not get rich as a magistrate. From the period of the Seperate
Constitutions onwards (720 a.GR.) they got an annual subsidy from
the treasury (in both realms). The richer cities sometimes also
paid a subsidy to their city magistrates or they even paid them
Thus it is not surprising that from the seventh century onwards rich merchants or big landowners played a not underestimatable role through the bribery of civil servants.
Naturally the ordinary population had to suffer to a growing degree by all this. In the beginning of the empire the small farmers and cattle breeders had only few problems to earn their living. With the extension of the empire to Gurum and Nyral, with the growing need for basic foods this hard but productive way of living could have been continued. But the growing influence of the big landowners changed everything. More and more the demand for basic foods was provided by exactly those parts of the empire, in which the big landowners resided, so that the small farmers became impoverished.
For the sons of these farmers
there were only three solutions:
1.) they tried to make their fortune in the cities (for example by paying their way into one of the traders' guilds with their inheritance);
2.) they sold themselves with their land off to the big landowners as tenants (coloni);
3.) or they went to the Legion.
In each case the chance of social advancement was but small. If one found a place in the collegiae (which was rather difficult or costly because of the guild regulations) or the legion, the livelihood was secured. Especially in the fourth century the demand for tradesmen grew considerably. The emperors -- and here particularly Saros III., Saros IV., Lyndon I. and Apatus the Great -- extended the importance of the provinces by the foundation of garrison towns (e.g. Ratiudum, Cardum or Dum-Sara).

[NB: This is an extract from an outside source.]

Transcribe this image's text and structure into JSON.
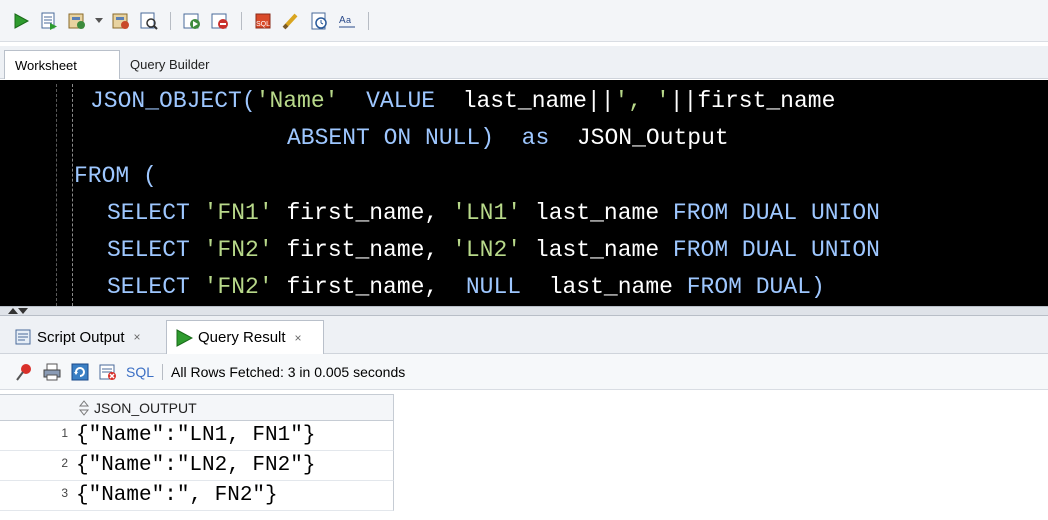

With the growing crisis of the state starting in the seventh century (Second Invasion of the Terian Nomads, the years of the Many-Emperors-Rule, the beginning of the Decadence under Ragoras V. and the growing erosion of the authority of the state since the times of Fyramon the Great) also the difference between rich landownership and impoverished tenants resp. small farmers grew more and more. The fact that, in the end, especially the begin of the Migration of the peoples and the centralisation of the realm were responsible for the fall of the empire, may not mislead us about the fact that the powers of resistance were greatly undermined by this difference between rich and poor. One can suspect that the empire would have fallen because of this difference even without the invasion of the Vosals and the Arans.
A final remark concerning the classification of provinces in the Ealdian Empire: When the empire developed, the following regions were given the title of a Major Province, i.e. a province whose inhabitants were given the status of citizens of the state: Ealda Maior, Gurum (i.e. the provinces Erdum and Xardum), Pardum and Nyradum (Nyral). The inhabitants of these provinces could call themselves citizens of the state, whose eminent right was the election of the 150 representatives of the people in the Imperial Council (until 280 a.GF. they numbered only 75). Each of these provinces provided a certain number of representatives.
The other provinces of the empire were divided into two categories: Half-Provinces and Minor Provinces (provinciae dimidiae and provinciae humiles). The inhabitants of both kinds of non-major provinces were not considered citizens of the state, meaning they had no right to vote. If they were wealthy enough, inhabitants of Half-Provinces could at least become city councillors or civil servants of the provinces' Magistrates. The Minor Provinces were considered part of the empire, but their inhabitants had no access to Ealdian offices whatsoever and were not allowed to vote. The Vassal Kingdoms, the Lychango-Confederation or the Terians were numbered among this group of provinces.
In the sixth century the provinces Milum (586) and Sardum (618) were declared Major Provinces, Ratiudum, Abdum-Ra and Blodum Half-Provinces.